Walworth’s carefully engineered rebirth also entailed physical expansion. The company recently increased its main manufacturing facility in Mexico City to include 200,000 square feet. The new space accommodates new machining, warehousing and testing facilities and represents a $12 million investment. Specific infrastructure upgrades include CNC machining equipment, advanced computers and software systems, and NDE testing with magnetic particle, ultrasound and X-ray capabilities. The company also has in-house facilities for cryogenic, fire and fugitive emissions testing. Fugitive emissions testing, which Walworth accomplishes with methane and helium, addresses global concerns specifically related to volatile organic compounds emissions.
Enterprise expansion also included opening a Houston location in November 2007. In addition to its new office and warehousing space, the site accomplishes machining, modification and assembly specifically targeted to North American customers. “We established the 100,000-square foot site to act as our main location to service the United States and Canada, as Walworth valves are installed throughout North America,” comments Waisburd. “Also, we determined that it was critical to strengthen our presence in the U.S. marketplace.”
In addition, Walworth added to its China infrastructure by opening a new plant in Kunshan, which increased its Asian sites to three. “With our new Mexico, Houston and China facilities, we can easily service customers around the world,” says Waisburd.
Indeed, Walworth is a truly global player. It has extended its reach beyond North America, Central America and South America and into Algeria, Egypt, Israel, Kazakhstan, Kuwait, Malaysia, Nigeria, Qatar, and South Africa, as well as European countries and other countries in Asia.
FIVE-YEAR GROWTH SPURT
The Waisburd/Walworth era has already taken the company far in a very short time. “Initially, the situation was very difficult for us, because we came into a company that was in very bad shape,” relates Waisburd. “But we dealt very aggressively with the then existing problems and, as a result, we’ve enjoyed substantial growth each year.”
He reports that the company experienced 40-percent growth the first year that his father headed the company. In the second year, Walworth recorded 45-percent growth. The following year, growth increased to 50 percent. The past couple of years saw 25-percent growth. Translating all of that into dollars, Waisburd reveals: “We started with sales of $10 million a year. This year, we will do more than $75 million.”
Offering what can be considered a significant understatement, he adds, “So, looking over the past five years, we have been pretty successful in dealing with the problems that we inherited.”
Still, the company faces other challenges as it continues moving forward, including the increasing costs and availability of raw materials. But the Waisburds have positioned Walworth well to face these issues, by establishing its new facilities and increasing its inventory – measures that will ultimately enable it to better penetrate its target markets and deliver finished products to the market customers in a more timely fashion.

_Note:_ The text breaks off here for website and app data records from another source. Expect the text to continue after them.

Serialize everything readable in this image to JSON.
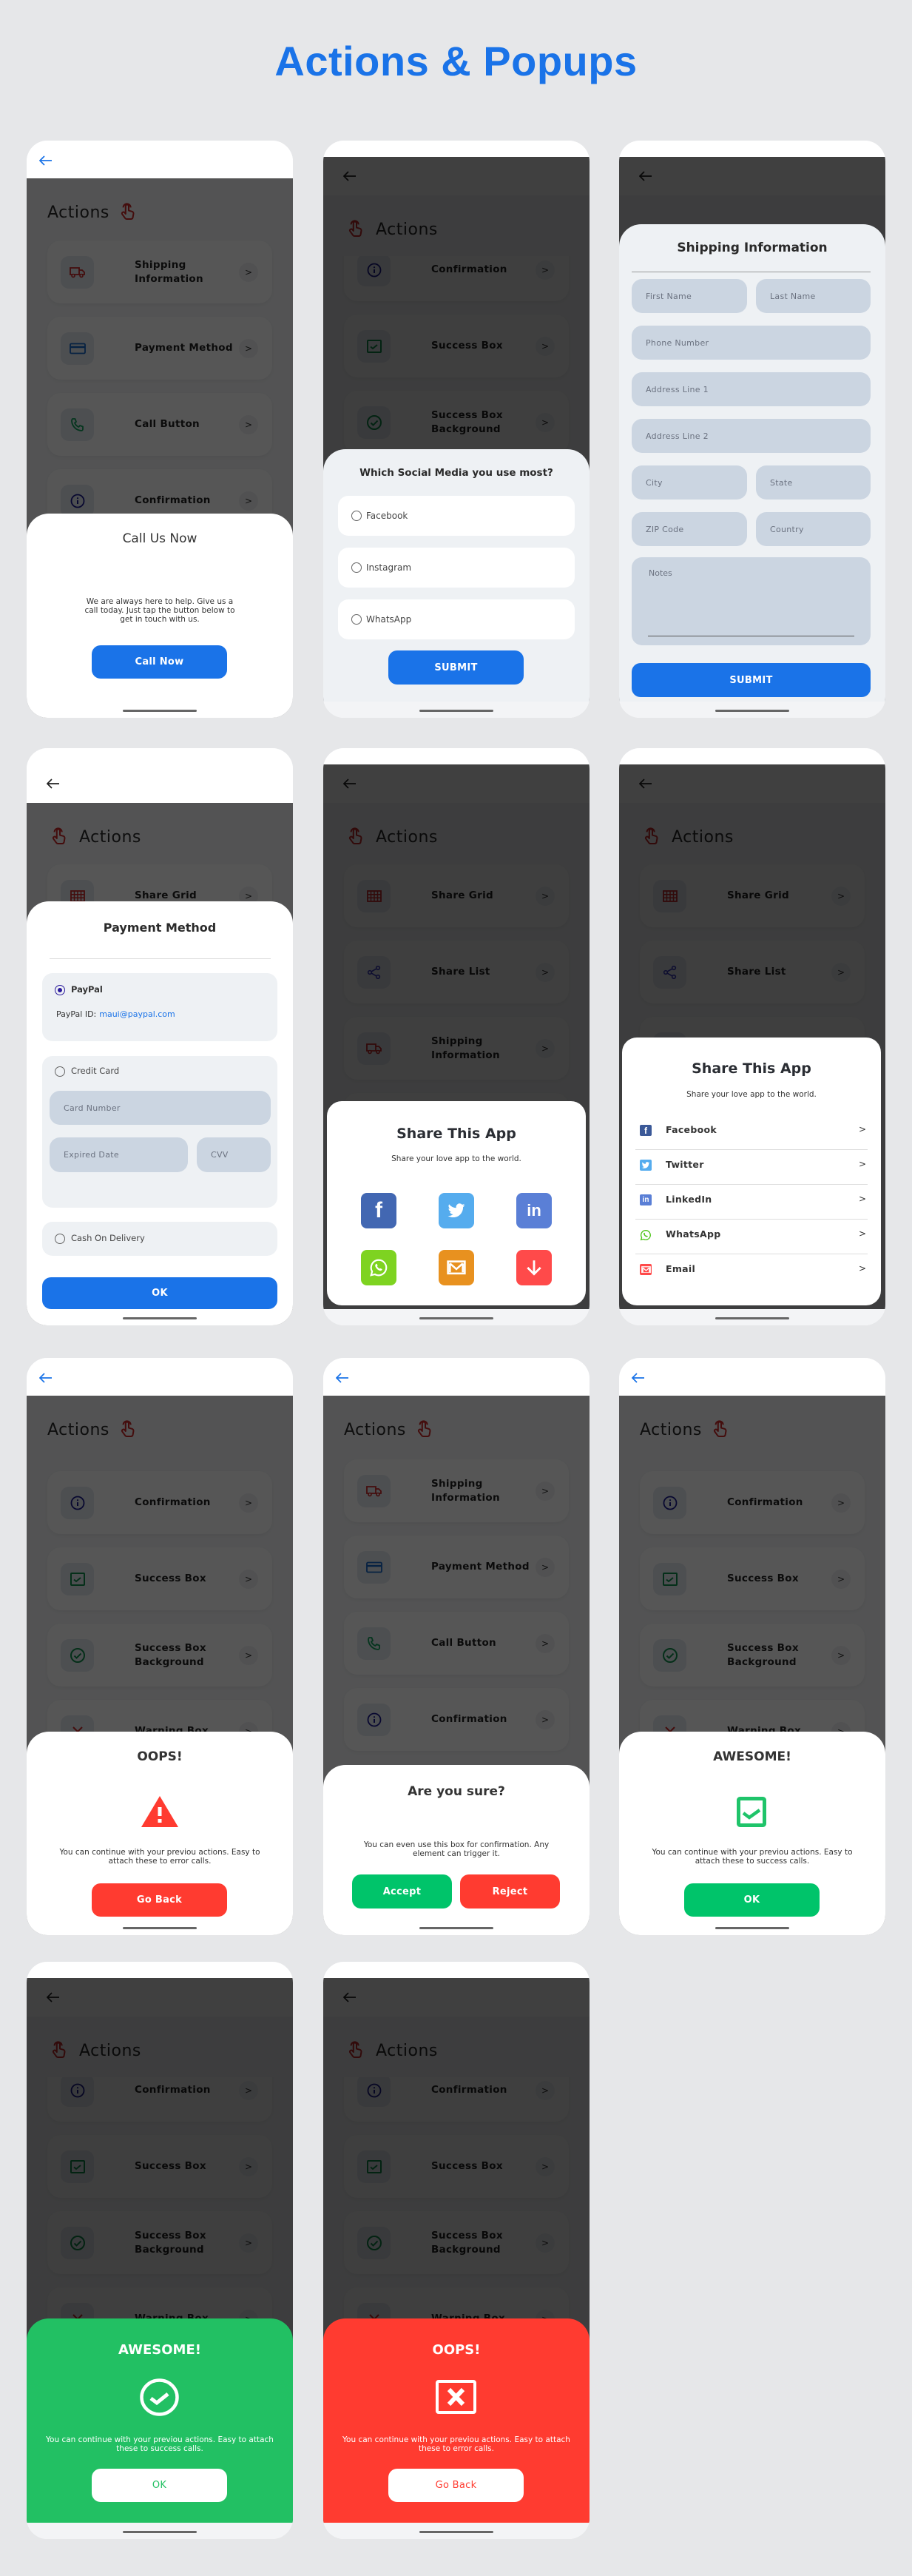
{
  "page": {
    "title": "Actions & Popups"
  },
  "colors": {
    "background": "#e6e7e9",
    "accent": "#1a73e8",
    "success": "#00c46a",
    "danger": "#ff3b30",
    "field": "#cbd5e1",
    "sheet_alt": "#eef1f4"
  },
  "screens": [
    {
      "list_title": "Actions",
      "list": [
        {
          "label": "Shipping Information",
          "icon": "truck-icon"
        },
        {
          "label": "Payment Method",
          "icon": "credit-card-icon"
        },
        {
          "label": "Call Button",
          "icon": "phone-icon"
        },
        {
          "label": "Confirmation",
          "icon": "info-icon"
        }
      ],
      "sheet": {
        "type": "call",
        "title": "Call Us Now",
        "body": "We are always here to help. Give us a call today. Just tap the button below to get in touch with us.",
        "button": "Call Now"
      }
    },
    {
      "list_title": "Actions",
      "list": [
        {
          "label": "Confirmation",
          "icon": "info-icon"
        },
        {
          "label": "Success Box",
          "icon": "check-square-icon"
        },
        {
          "label": "Success Box Background",
          "icon": "check-circle-icon"
        }
      ],
      "sheet": {
        "type": "survey",
        "title": "Which Social Media you use most?",
        "options": [
          "Facebook",
          "Instagram",
          "WhatsApp"
        ],
        "button": "SUBMIT"
      }
    },
    {
      "list_title": "",
      "list": [],
      "sheet": {
        "type": "shipping",
        "title": "Shipping Information",
        "fields": {
          "first_name": "First Name",
          "last_name": "Last Name",
          "phone": "Phone Number",
          "address1": "Address  Line 1",
          "address2": "Address  Line 2",
          "city": "City",
          "state": "State",
          "zip": "ZIP Code",
          "country": "Country",
          "notes": "Notes"
        },
        "button": "SUBMIT"
      }
    },
    {
      "list_title": "Actions",
      "list": [
        {
          "label": "Share Grid",
          "icon": "grid-icon"
        }
      ],
      "sheet": {
        "type": "payment",
        "title": "Payment Method",
        "paypal": {
          "label": "PayPal",
          "selected": true,
          "id_label": "PayPal ID:",
          "id_value": "maui@paypal.com"
        },
        "credit_card": {
          "label": "Credit Card",
          "selected": false,
          "card_number": "Card Number",
          "expired_date": "Expired Date",
          "cvv": "CVV"
        },
        "cash": {
          "label": "Cash On Delivery",
          "selected": false
        },
        "button": "OK"
      }
    },
    {
      "list_title": "Actions",
      "list": [
        {
          "label": "Share Grid",
          "icon": "grid-icon"
        },
        {
          "label": "Share List",
          "icon": "share-icon"
        },
        {
          "label": "Shipping Information",
          "icon": "truck-icon"
        }
      ],
      "sheet": {
        "type": "share_grid",
        "title": "Share This App",
        "subtitle": "Share your love app to the world.",
        "items": [
          {
            "icon": "facebook-icon",
            "color": "#4267b2"
          },
          {
            "icon": "twitter-icon",
            "color": "#55acee"
          },
          {
            "icon": "linkedin-icon",
            "color": "#5a7fd6"
          },
          {
            "icon": "whatsapp-icon",
            "color": "#7ed321"
          },
          {
            "icon": "email-icon",
            "color": "#e8911f"
          },
          {
            "icon": "download-icon",
            "color": "#ff4a4a"
          }
        ]
      }
    },
    {
      "list_title": "Actions",
      "list": [
        {
          "label": "Share Grid",
          "icon": "grid-icon"
        },
        {
          "label": "Share List",
          "icon": "share-icon"
        }
      ],
      "sheet": {
        "type": "share_list",
        "title": "Share This App",
        "subtitle": "Share your love app to the world.",
        "items": [
          {
            "label": "Facebook",
            "icon": "facebook-icon",
            "color": "#3b5998"
          },
          {
            "label": "Twitter",
            "icon": "twitter-icon",
            "color": "#55acee"
          },
          {
            "label": "LinkedIn",
            "icon": "linkedin-icon",
            "color": "#5a7fd6"
          },
          {
            "label": "WhatsApp",
            "icon": "whatsapp-icon",
            "color": "#4cc417"
          },
          {
            "label": "Email",
            "icon": "email-icon",
            "color": "#ff4a4a"
          }
        ]
      }
    },
    {
      "list_title": "Actions",
      "list": [
        {
          "label": "Confirmation",
          "icon": "info-icon"
        },
        {
          "label": "Success Box",
          "icon": "check-square-icon"
        },
        {
          "label": "Success Box Background",
          "icon": "check-circle-icon"
        },
        {
          "label": "Warning Box",
          "icon": "x-icon"
        }
      ],
      "sheet": {
        "type": "error",
        "title": "OOPS!",
        "body": "You can continue with your previou actions. Easy to attach these to error calls.",
        "button": "Go Back"
      }
    },
    {
      "list_title": "Actions",
      "list": [
        {
          "label": "Shipping Information",
          "icon": "truck-icon"
        },
        {
          "label": "Payment Method",
          "icon": "credit-card-icon"
        },
        {
          "label": "Call Button",
          "icon": "phone-icon"
        },
        {
          "label": "Confirmation",
          "icon": "info-icon"
        }
      ],
      "sheet": {
        "type": "confirm",
        "title": "Are you sure?",
        "body": "You can even use this box for confirmation. Any element can trigger it.",
        "accept": "Accept",
        "reject": "Reject"
      }
    },
    {
      "list_title": "Actions",
      "list": [
        {
          "label": "Confirmation",
          "icon": "info-icon"
        },
        {
          "label": "Success Box",
          "icon": "check-square-icon"
        },
        {
          "label": "Success Box Background",
          "icon": "check-circle-icon"
        },
        {
          "label": "Warning Box",
          "icon": "x-icon"
        }
      ],
      "sheet": {
        "type": "success",
        "title": "AWESOME!",
        "body": "You can continue with your previou actions. Easy to attach these to success calls.",
        "button": "OK"
      }
    },
    {
      "list_title": "Actions",
      "list": [
        {
          "label": "Confirmation",
          "icon": "info-icon"
        },
        {
          "label": "Success Box",
          "icon": "check-square-icon"
        },
        {
          "label": "Success Box Background",
          "icon": "check-circle-icon"
        },
        {
          "label": "Warning Box",
          "icon": "x-icon"
        }
      ],
      "sheet": {
        "type": "success_bg",
        "title": "AWESOME!",
        "body": "You can continue with your previou actions. Easy to attach these to success calls.",
        "button": "OK",
        "color": "#22c063"
      }
    },
    {
      "list_title": "Actions",
      "list": [
        {
          "label": "Confirmation",
          "icon": "info-icon"
        },
        {
          "label": "Success Box",
          "icon": "check-square-icon"
        },
        {
          "label": "Success Box Background",
          "icon": "check-circle-icon"
        },
        {
          "label": "Warning Box",
          "icon": "x-icon"
        }
      ],
      "sheet": {
        "type": "error_bg",
        "title": "OOPS!",
        "body": "You can continue with your previou actions. Easy to attach these to error calls.",
        "button": "Go Back",
        "color": "#ff3b30"
      }
    }
  ]
}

Looking ahead, Waisburd says the company is investing in yet another China facility, slated to open in 2009. “Also, we will be making investments in other products for oil exploration,” he adds. “As such, we plan to open facilities in Venezuela and Columbia, also in 2009. In addition, we’re exploring more possibilities in Europe.”
Still, Walworth considers itself a relatively small company in the valve market. “We compete against companies that record sales in the $800 million to $2 billion range,” indicates Waisburd.

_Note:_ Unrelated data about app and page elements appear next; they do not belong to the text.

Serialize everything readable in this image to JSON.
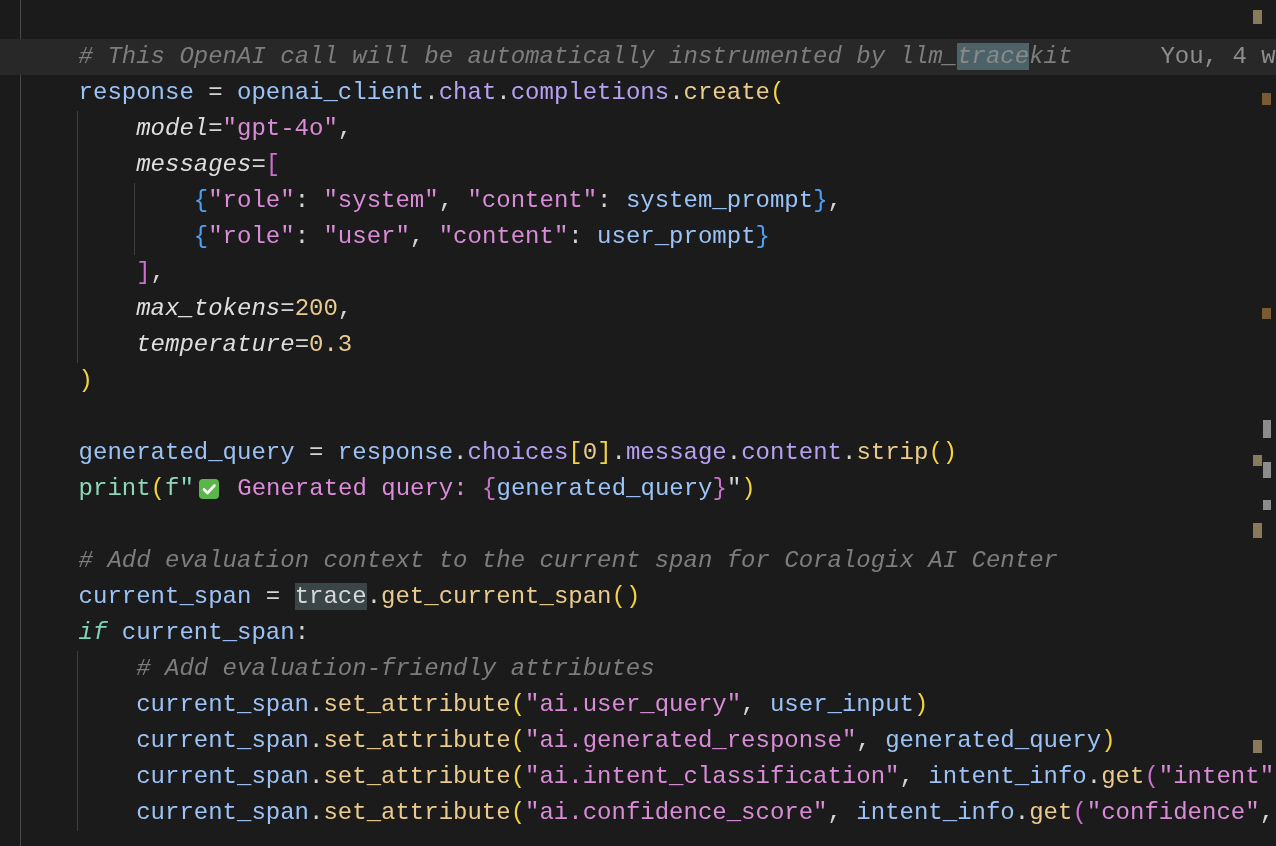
{
  "editor": {
    "lines": [
      {
        "kind": "code",
        "current": true,
        "blame": "You, 4 w",
        "tokens": [
          {
            "text": "    # This OpenAI call will be automatically instrumented by llm_",
            "kind": "comment"
          },
          {
            "text": "trace",
            "kind": "comment-match"
          },
          {
            "text": "kit",
            "kind": "comment"
          }
        ]
      },
      {
        "kind": "code",
        "current": false,
        "tokens": [
          {
            "text": "    response",
            "kind": "var"
          },
          {
            "text": " = ",
            "kind": "op"
          },
          {
            "text": "openai_client",
            "kind": "var"
          },
          {
            "text": ".",
            "kind": "op"
          },
          {
            "text": "chat",
            "kind": "prop"
          },
          {
            "text": ".",
            "kind": "op"
          },
          {
            "text": "completions",
            "kind": "prop"
          },
          {
            "text": ".",
            "kind": "op"
          },
          {
            "text": "create",
            "kind": "func"
          },
          {
            "text": "(",
            "kind": "p1"
          }
        ]
      },
      {
        "kind": "code",
        "current": false,
        "tokens": [
          {
            "text": "        model",
            "kind": "param"
          },
          {
            "text": "=",
            "kind": "op"
          },
          {
            "text": "\"gpt-4o\"",
            "kind": "str"
          },
          {
            "text": ",",
            "kind": "op"
          }
        ]
      },
      {
        "kind": "code",
        "current": false,
        "tokens": [
          {
            "text": "        messages",
            "kind": "param"
          },
          {
            "text": "=",
            "kind": "op"
          },
          {
            "text": "[",
            "kind": "p2"
          }
        ]
      },
      {
        "kind": "code",
        "current": false,
        "tokens": [
          {
            "text": "            {",
            "kind": "p3"
          },
          {
            "text": "\"role\"",
            "kind": "str"
          },
          {
            "text": ": ",
            "kind": "op"
          },
          {
            "text": "\"system\"",
            "kind": "str"
          },
          {
            "text": ", ",
            "kind": "op"
          },
          {
            "text": "\"content\"",
            "kind": "str"
          },
          {
            "text": ": ",
            "kind": "op"
          },
          {
            "text": "system_prompt",
            "kind": "var"
          },
          {
            "text": "}",
            "kind": "p3"
          },
          {
            "text": ",",
            "kind": "op"
          }
        ]
      },
      {
        "kind": "code",
        "current": false,
        "tokens": [
          {
            "text": "            {",
            "kind": "p3"
          },
          {
            "text": "\"role\"",
            "kind": "str"
          },
          {
            "text": ": ",
            "kind": "op"
          },
          {
            "text": "\"user\"",
            "kind": "str"
          },
          {
            "text": ", ",
            "kind": "op"
          },
          {
            "text": "\"content\"",
            "kind": "str"
          },
          {
            "text": ": ",
            "kind": "op"
          },
          {
            "text": "user_prompt",
            "kind": "var"
          },
          {
            "text": "}",
            "kind": "p3"
          }
        ]
      },
      {
        "kind": "code",
        "current": false,
        "tokens": [
          {
            "text": "        ]",
            "kind": "p2"
          },
          {
            "text": ",",
            "kind": "op"
          }
        ]
      },
      {
        "kind": "code",
        "current": false,
        "tokens": [
          {
            "text": "        max_tokens",
            "kind": "param"
          },
          {
            "text": "=",
            "kind": "op"
          },
          {
            "text": "200",
            "kind": "num"
          },
          {
            "text": ",",
            "kind": "op"
          }
        ]
      },
      {
        "kind": "code",
        "current": false,
        "tokens": [
          {
            "text": "        temperature",
            "kind": "param"
          },
          {
            "text": "=",
            "kind": "op"
          },
          {
            "text": "0.3",
            "kind": "num"
          }
        ]
      },
      {
        "kind": "code",
        "current": false,
        "tokens": [
          {
            "text": "    )",
            "kind": "p1"
          }
        ]
      },
      {
        "kind": "blank",
        "current": false
      },
      {
        "kind": "code",
        "current": false,
        "tokens": [
          {
            "text": "    generated_query",
            "kind": "var"
          },
          {
            "text": " = ",
            "kind": "op"
          },
          {
            "text": "response",
            "kind": "var"
          },
          {
            "text": ".",
            "kind": "op"
          },
          {
            "text": "choices",
            "kind": "prop"
          },
          {
            "text": "[",
            "kind": "p1"
          },
          {
            "text": "0",
            "kind": "num"
          },
          {
            "text": "]",
            "kind": "p1"
          },
          {
            "text": ".",
            "kind": "op"
          },
          {
            "text": "message",
            "kind": "prop"
          },
          {
            "text": ".",
            "kind": "op"
          },
          {
            "text": "content",
            "kind": "prop"
          },
          {
            "text": ".",
            "kind": "op"
          },
          {
            "text": "strip",
            "kind": "func"
          },
          {
            "text": "()",
            "kind": "p1"
          }
        ]
      },
      {
        "kind": "code",
        "current": false,
        "tokens": [
          {
            "text": "    print",
            "kind": "builtin"
          },
          {
            "text": "(",
            "kind": "p1"
          },
          {
            "text": "f\"",
            "kind": "builtin"
          },
          {
            "kind": "check-emoji"
          },
          {
            "text": " Generated query: ",
            "kind": "str"
          },
          {
            "text": "{",
            "kind": "p2"
          },
          {
            "text": "generated_query",
            "kind": "var"
          },
          {
            "text": "}",
            "kind": "p2"
          },
          {
            "text": "\"",
            "kind": "op"
          },
          {
            "text": ")",
            "kind": "p1"
          }
        ]
      },
      {
        "kind": "blank",
        "current": false
      },
      {
        "kind": "code",
        "current": false,
        "tokens": [
          {
            "text": "    # Add evaluation context to the current span for Coralogix AI Center",
            "kind": "comment"
          }
        ]
      },
      {
        "kind": "code",
        "current": false,
        "tokens": [
          {
            "text": "    current_span",
            "kind": "var"
          },
          {
            "text": " = ",
            "kind": "op"
          },
          {
            "text": "trace",
            "kind": "match"
          },
          {
            "text": ".",
            "kind": "op"
          },
          {
            "text": "get_current_span",
            "kind": "func"
          },
          {
            "text": "()",
            "kind": "p1"
          }
        ]
      },
      {
        "kind": "code",
        "current": false,
        "tokens": [
          {
            "text": "    if ",
            "kind": "kw"
          },
          {
            "text": "current_span",
            "kind": "var"
          },
          {
            "text": ":",
            "kind": "op"
          }
        ]
      },
      {
        "kind": "code",
        "current": false,
        "tokens": [
          {
            "text": "        # Add evaluation-friendly attributes",
            "kind": "comment"
          }
        ]
      },
      {
        "kind": "code",
        "current": false,
        "tokens": [
          {
            "text": "        current_span",
            "kind": "var"
          },
          {
            "text": ".",
            "kind": "op"
          },
          {
            "text": "set_attribute",
            "kind": "func"
          },
          {
            "text": "(",
            "kind": "p1"
          },
          {
            "text": "\"ai.user_query\"",
            "kind": "str"
          },
          {
            "text": ", ",
            "kind": "op"
          },
          {
            "text": "user_input",
            "kind": "var"
          },
          {
            "text": ")",
            "kind": "p1"
          }
        ]
      },
      {
        "kind": "code",
        "current": false,
        "tokens": [
          {
            "text": "        current_span",
            "kind": "var"
          },
          {
            "text": ".",
            "kind": "op"
          },
          {
            "text": "set_attribute",
            "kind": "func"
          },
          {
            "text": "(",
            "kind": "p1"
          },
          {
            "text": "\"ai.generated_response\"",
            "kind": "str"
          },
          {
            "text": ", ",
            "kind": "op"
          },
          {
            "text": "generated_query",
            "kind": "var"
          },
          {
            "text": ")",
            "kind": "p1"
          }
        ]
      },
      {
        "kind": "code",
        "current": false,
        "tokens": [
          {
            "text": "        current_span",
            "kind": "var"
          },
          {
            "text": ".",
            "kind": "op"
          },
          {
            "text": "set_attribute",
            "kind": "func"
          },
          {
            "text": "(",
            "kind": "p1"
          },
          {
            "text": "\"ai.intent_classification\"",
            "kind": "str"
          },
          {
            "text": ", ",
            "kind": "op"
          },
          {
            "text": "intent_info",
            "kind": "var"
          },
          {
            "text": ".",
            "kind": "op"
          },
          {
            "text": "get",
            "kind": "func"
          },
          {
            "text": "(",
            "kind": "p2"
          },
          {
            "text": "\"intent\"",
            "kind": "str"
          }
        ]
      },
      {
        "kind": "code",
        "current": false,
        "tokens": [
          {
            "text": "        current_span",
            "kind": "var"
          },
          {
            "text": ".",
            "kind": "op"
          },
          {
            "text": "set_attribute",
            "kind": "func"
          },
          {
            "text": "(",
            "kind": "p1"
          },
          {
            "text": "\"ai.confidence_score\"",
            "kind": "str"
          },
          {
            "text": ", ",
            "kind": "op"
          },
          {
            "text": "intent_info",
            "kind": "var"
          },
          {
            "text": ".",
            "kind": "op"
          },
          {
            "text": "get",
            "kind": "func"
          },
          {
            "text": "(",
            "kind": "p2"
          },
          {
            "text": "\"confidence\"",
            "kind": "str"
          },
          {
            "text": ",",
            "kind": "op"
          }
        ]
      }
    ]
  }
}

As Waisburd’s assessment suggests a David vs. Goliath scenario, larger competitors may want to consider the kind of stones this smaller organization can sling. They should also be wary of the force and velocity behind the projectiles. After all, look how fast and far Walworth has come since the Waisburds took over.